* **Task**: Which lines in the data below contain the word "name"? Pull each of them out.

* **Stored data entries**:
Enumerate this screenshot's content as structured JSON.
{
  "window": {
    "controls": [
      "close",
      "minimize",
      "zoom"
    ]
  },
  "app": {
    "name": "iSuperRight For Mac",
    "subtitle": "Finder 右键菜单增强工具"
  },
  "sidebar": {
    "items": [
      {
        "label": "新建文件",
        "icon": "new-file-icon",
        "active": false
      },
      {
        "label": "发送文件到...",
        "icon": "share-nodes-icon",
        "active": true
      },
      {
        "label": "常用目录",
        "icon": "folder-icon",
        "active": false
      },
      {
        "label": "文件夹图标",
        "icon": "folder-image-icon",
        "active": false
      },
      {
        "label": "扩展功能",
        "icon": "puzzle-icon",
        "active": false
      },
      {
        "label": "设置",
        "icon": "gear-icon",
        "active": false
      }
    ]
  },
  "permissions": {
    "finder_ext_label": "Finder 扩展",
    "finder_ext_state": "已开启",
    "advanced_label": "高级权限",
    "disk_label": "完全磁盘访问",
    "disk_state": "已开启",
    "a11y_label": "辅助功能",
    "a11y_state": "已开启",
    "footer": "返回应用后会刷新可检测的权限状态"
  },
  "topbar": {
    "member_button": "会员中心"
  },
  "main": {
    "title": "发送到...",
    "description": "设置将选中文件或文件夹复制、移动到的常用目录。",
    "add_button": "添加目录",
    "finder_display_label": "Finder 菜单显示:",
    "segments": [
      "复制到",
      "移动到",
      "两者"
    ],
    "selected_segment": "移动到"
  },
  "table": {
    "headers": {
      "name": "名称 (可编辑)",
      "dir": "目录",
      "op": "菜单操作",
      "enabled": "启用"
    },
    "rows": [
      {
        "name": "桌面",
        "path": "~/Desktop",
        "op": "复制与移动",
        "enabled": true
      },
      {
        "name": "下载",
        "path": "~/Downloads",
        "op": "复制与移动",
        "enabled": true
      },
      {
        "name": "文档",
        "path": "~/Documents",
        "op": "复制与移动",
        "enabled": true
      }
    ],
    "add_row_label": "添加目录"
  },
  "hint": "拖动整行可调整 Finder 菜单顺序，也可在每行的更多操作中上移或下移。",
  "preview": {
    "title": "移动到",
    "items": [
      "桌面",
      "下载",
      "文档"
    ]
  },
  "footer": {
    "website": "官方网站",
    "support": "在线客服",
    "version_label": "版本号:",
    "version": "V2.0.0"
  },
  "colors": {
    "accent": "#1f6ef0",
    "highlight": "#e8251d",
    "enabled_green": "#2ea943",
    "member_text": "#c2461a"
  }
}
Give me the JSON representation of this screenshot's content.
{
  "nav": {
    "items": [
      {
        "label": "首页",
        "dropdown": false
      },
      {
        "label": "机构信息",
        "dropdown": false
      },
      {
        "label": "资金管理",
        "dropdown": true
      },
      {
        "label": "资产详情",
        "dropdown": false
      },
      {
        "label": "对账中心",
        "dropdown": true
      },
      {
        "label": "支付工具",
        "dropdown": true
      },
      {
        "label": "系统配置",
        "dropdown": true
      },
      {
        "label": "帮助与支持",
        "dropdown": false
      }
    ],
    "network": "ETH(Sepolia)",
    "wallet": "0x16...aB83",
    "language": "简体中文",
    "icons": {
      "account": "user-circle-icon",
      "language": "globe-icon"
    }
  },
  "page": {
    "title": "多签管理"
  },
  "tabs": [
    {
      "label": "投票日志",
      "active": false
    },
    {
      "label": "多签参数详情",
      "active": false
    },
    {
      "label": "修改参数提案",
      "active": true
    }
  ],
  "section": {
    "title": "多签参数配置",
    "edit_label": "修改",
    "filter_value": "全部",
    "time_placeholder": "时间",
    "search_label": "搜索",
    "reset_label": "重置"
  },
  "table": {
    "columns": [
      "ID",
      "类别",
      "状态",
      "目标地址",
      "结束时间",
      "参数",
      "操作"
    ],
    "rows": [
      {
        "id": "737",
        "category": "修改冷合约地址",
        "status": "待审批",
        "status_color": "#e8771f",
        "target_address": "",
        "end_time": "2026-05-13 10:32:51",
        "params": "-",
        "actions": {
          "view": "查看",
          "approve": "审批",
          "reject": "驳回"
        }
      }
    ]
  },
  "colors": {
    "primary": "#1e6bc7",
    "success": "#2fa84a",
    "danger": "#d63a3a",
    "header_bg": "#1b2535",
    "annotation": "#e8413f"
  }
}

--

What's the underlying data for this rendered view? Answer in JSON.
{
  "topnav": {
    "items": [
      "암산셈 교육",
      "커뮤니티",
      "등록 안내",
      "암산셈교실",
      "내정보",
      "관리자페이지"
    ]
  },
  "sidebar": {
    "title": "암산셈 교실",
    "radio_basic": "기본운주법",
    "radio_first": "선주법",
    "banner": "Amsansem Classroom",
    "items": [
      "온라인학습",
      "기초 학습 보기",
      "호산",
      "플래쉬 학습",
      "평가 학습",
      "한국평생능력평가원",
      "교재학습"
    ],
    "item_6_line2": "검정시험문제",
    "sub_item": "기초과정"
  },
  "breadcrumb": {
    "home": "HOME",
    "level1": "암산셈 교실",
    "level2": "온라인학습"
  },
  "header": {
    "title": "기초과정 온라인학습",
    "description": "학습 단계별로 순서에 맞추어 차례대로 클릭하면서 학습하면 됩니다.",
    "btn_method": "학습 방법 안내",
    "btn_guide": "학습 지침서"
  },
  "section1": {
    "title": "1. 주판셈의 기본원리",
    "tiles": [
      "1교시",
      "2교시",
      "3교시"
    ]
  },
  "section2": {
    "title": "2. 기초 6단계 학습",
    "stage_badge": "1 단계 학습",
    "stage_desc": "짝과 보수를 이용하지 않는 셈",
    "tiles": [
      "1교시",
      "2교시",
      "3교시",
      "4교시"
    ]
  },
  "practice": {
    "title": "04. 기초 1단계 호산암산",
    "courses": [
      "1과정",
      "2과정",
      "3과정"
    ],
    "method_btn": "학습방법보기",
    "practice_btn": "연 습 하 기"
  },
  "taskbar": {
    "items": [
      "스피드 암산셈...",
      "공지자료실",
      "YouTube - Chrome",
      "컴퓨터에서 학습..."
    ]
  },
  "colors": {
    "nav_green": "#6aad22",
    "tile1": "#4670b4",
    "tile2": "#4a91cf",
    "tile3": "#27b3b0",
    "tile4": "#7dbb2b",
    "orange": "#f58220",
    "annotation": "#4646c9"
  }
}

* **Reply**:
    "name": "iSuperRight For Mac",
      "name": "名称 (可编辑)",
        "name": "桌面",
        "name": "下载",
        "name": "文档",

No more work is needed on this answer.